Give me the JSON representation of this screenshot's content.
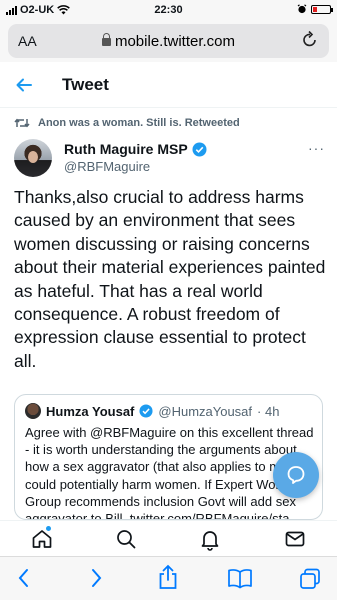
{
  "status_bar": {
    "carrier": "O2-UK",
    "time": "22:30"
  },
  "browser": {
    "text_size_label": "AA",
    "url": "mobile.twitter.com"
  },
  "header": {
    "title": "Tweet"
  },
  "tweet": {
    "retweet_note": "Anon was a woman. Still is. Retweeted",
    "author_name": "Ruth Maguire MSP",
    "author_handle": "@RBFMaguire",
    "more_label": "···",
    "body": "Thanks,also crucial to address harms caused by an environment that sees women discussing or raising concerns about their material experiences painted as hateful. That has a real world consequence. A robust freedom of expression clause essential to protect all."
  },
  "quoted_tweet": {
    "author_name": "Humza Yousaf",
    "author_handle": "@HumzaYousaf",
    "age": "· 4h",
    "text": "Agree with @RBFMaguire on this excellent thread - it is worth understanding the arguments about how a sex aggravator (that also applies to men) could potentially harm women. If Expert Working Group recommends inclusion Govt will add sex aggravator to Bill. twitter.com/RBFMaguire/sta..."
  },
  "colors": {
    "accent": "#1d9bf0",
    "ios_blue": "#007aff",
    "fab": "#5aa9e6"
  },
  "icons": {
    "tabbar": [
      "home-icon",
      "search-icon",
      "notifications-icon",
      "messages-icon"
    ],
    "toolbar": [
      "back-icon",
      "forward-icon",
      "share-icon",
      "bookmarks-icon",
      "tabs-icon"
    ]
  }
}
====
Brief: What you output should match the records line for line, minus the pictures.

Task answer:
Give me the JSON representation of this screenshot's content.
{
  "status_bar": {
    "carrier": "O2-UK",
    "time": "22:30"
  },
  "browser": {
    "text_size_label": "AA",
    "url": "mobile.twitter.com"
  },
  "header": {
    "title": "Tweet"
  },
  "tweet": {
    "retweet_note": "Anon was a woman. Still is. Retweeted",
    "author_name": "Ruth Maguire MSP",
    "author_handle": "@RBFMaguire",
    "more_label": "···",
    "body": "Thanks,also crucial to address harms caused by an environment that sees women discussing or raising concerns about their material experiences painted as hateful. That has a real world consequence. A robust freedom of expression clause essential to protect all."
  },
  "quoted_tweet": {
    "author_name": "Humza Yousaf",
    "author_handle": "@HumzaYousaf",
    "age": "· 4h",
    "text": "Agree with @RBFMaguire on this excellent thread - it is worth understanding the arguments about how a sex aggravator (that also applies to men) could potentially harm women. If Expert Working Group recommends inclusion Govt will add sex aggravator to Bill. twitter.com/RBFMaguire/sta..."
  },
  "colors": {
    "accent": "#1d9bf0",
    "ios_blue": "#007aff",
    "fab": "#5aa9e6"
  },
  "icons": {
    "tabbar": [
      "home-icon",
      "search-icon",
      "notifications-icon",
      "messages-icon"
    ],
    "toolbar": [
      "back-icon",
      "forward-icon",
      "share-icon",
      "bookmarks-icon",
      "tabs-icon"
    ]
  }
}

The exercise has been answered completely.